Converse Launches Online MEd in Gifted Education
April 30, 2013
Starting this summer, Converse College students can earn their master’s degree in gifted education without leaving the comforts of their homes.
The school will begin offering the degree as an online graduate program, with an aim at attracting teachers from the farthest reaches of the state. It will be the third program to be offered online by Converse, which first launched an online degree program in February 2012.
Sarah Hunt-Barron, director of gifted education at Converse, said the program is aimed at more than just those seeking a degree. Through the program, teachers seeking to teach gifted education classes can obtain their state-required endorsement by taking two courses online, become certified, or receive their recertification.
Even teachers who don’t work with gifted students can benefit, Hunt-Barron said, as the courses help teachers to promote higher-level thinking and creativity and allow them to better tailor instructions to individual students. “You get better teachers across the board,” she said.
Converse is the only South Carolina college to offer a graduate program in gifted education, Hunt-Barron said, and teachers from around the state travel to the school for the courses.
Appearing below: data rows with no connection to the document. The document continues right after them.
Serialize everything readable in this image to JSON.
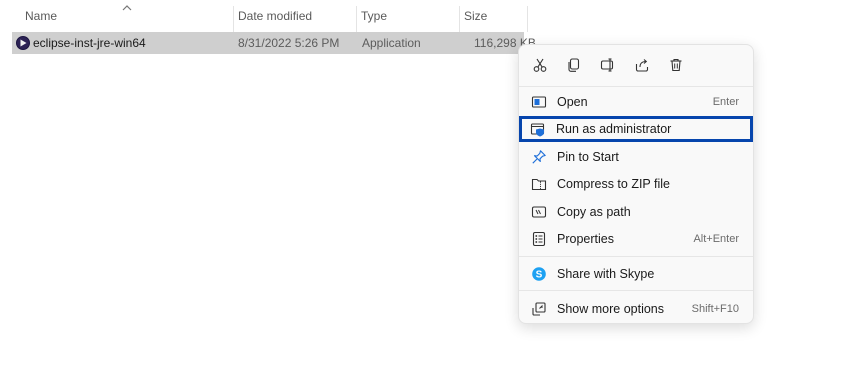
{
  "columns": {
    "name": "Name",
    "date_modified": "Date modified",
    "type": "Type",
    "size": "Size"
  },
  "file": {
    "name": "eclipse-inst-jre-win64",
    "date_modified": "8/31/2022 5:26 PM",
    "type": "Application",
    "size": "116,298 KB"
  },
  "quick_actions": [
    {
      "icon": "cut-icon"
    },
    {
      "icon": "copy-icon"
    },
    {
      "icon": "rename-icon"
    },
    {
      "icon": "share-icon"
    },
    {
      "icon": "delete-icon"
    }
  ],
  "menu": {
    "open": {
      "label": "Open",
      "shortcut": "Enter",
      "icon": "open-window-icon"
    },
    "run_admin": {
      "label": "Run as administrator",
      "icon": "shield-admin-icon"
    },
    "pin_start": {
      "label": "Pin to Start",
      "icon": "pin-icon"
    },
    "compress_zip": {
      "label": "Compress to ZIP file",
      "icon": "zip-folder-icon"
    },
    "copy_path": {
      "label": "Copy as path",
      "icon": "copy-path-icon"
    },
    "properties": {
      "label": "Properties",
      "shortcut": "Alt+Enter",
      "icon": "properties-icon"
    },
    "share_skype": {
      "label": "Share with Skype",
      "icon": "skype-icon"
    },
    "show_more": {
      "label": "Show more options",
      "shortcut": "Shift+F10",
      "icon": "show-more-icon"
    }
  },
  "colors": {
    "highlight_border": "#0645ad",
    "selected_row": "#cfcfcf",
    "skype_blue": "#1da1f2",
    "accent_blue": "#1e6fd9"
  }
}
Previous efforts in the program’s 30-year-old history have been aimed at making it more accessible, she said. Those have included summer and weekend classes and partnerships with school districts. Hunt-Barron said the move to an online program was a natural progression. “It was just a good fit,” she said. “It’s much more accessible. We want teachers to have this opportunity.”
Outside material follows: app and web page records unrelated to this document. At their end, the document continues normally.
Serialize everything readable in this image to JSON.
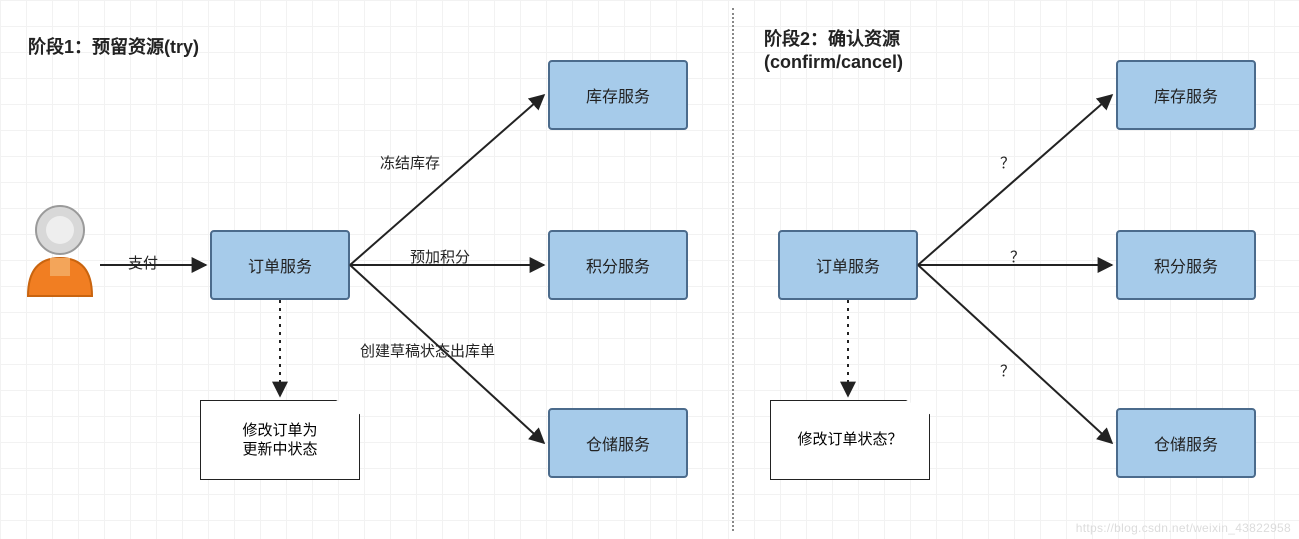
{
  "phase1": {
    "title": "阶段1：预留资源(try)",
    "edge_pay": "支付",
    "order_service": "订单服务",
    "edge_freeze": "冻结库存",
    "edge_points": "预加积分",
    "edge_draft": "创建草稿状态出库单",
    "inventory_service": "库存服务",
    "points_service": "积分服务",
    "warehouse_service": "仓储服务",
    "note": "修改订单为\n更新中状态"
  },
  "phase2": {
    "title": "阶段2：确认资源\n(confirm/cancel)",
    "order_service": "订单服务",
    "q1": "？",
    "q2": "？",
    "q3": "？",
    "inventory_service": "库存服务",
    "points_service": "积分服务",
    "warehouse_service": "仓储服务",
    "note": "修改订单状态？"
  },
  "watermark": "https://blog.csdn.net/weixin_43822958"
}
“The travel issue is just so huge,” she added.
Kathy Good, dean of the school of education and graduate studies, agreed. “If you’re within driving distance of Converse, that’s great,” she said. “But what if you’d have to drive long distances and you have a family? This is going to make it really helpful to people.”
The online courses will work much like traditional classrooms, said David McCurry, director of distance education at Converse, with 15 to 20 students per teacher, active online discussions, group participation and class-wide chats. No special software is required, McCurry said. “But there’s no limitations on physical space,” he said. “There’s no limit to anybody in the state.”
Currently, about 40 students are pursing the master’s in gifted education degree, officials said, but more than 1,500 people have taken at least one course in the gifted education program since 2009.
The first online courses will be held in June, Hunt-Barron said. They will also be offered in the upcoming fall and spring semesters. The courses cost about $400 per credit hour and registration is already open. In addition to the gifted education program, Converse also offers online programs for education specialist in administration and leadership and educational specialist in literacy.
McCurry said the online courses have helped to attract students from as far away as Texas. “There are simply students we would not have otherwise,” he said. “In theory, we can now reach across the globe.”
Good said the college is taking a measured approach to expanding its online offerings. She said not all courses are appropriate for online and added that there were many regulatory hoops to jump through for online courses to be accredited. But, Good said, the college plans to expand its online offerings in the future.
“You have to think differently,” she said. “It’s going to be something of the future. We have to embrace it.”
This article was written by Drew Brooks of the Spartanburg Herald-Journal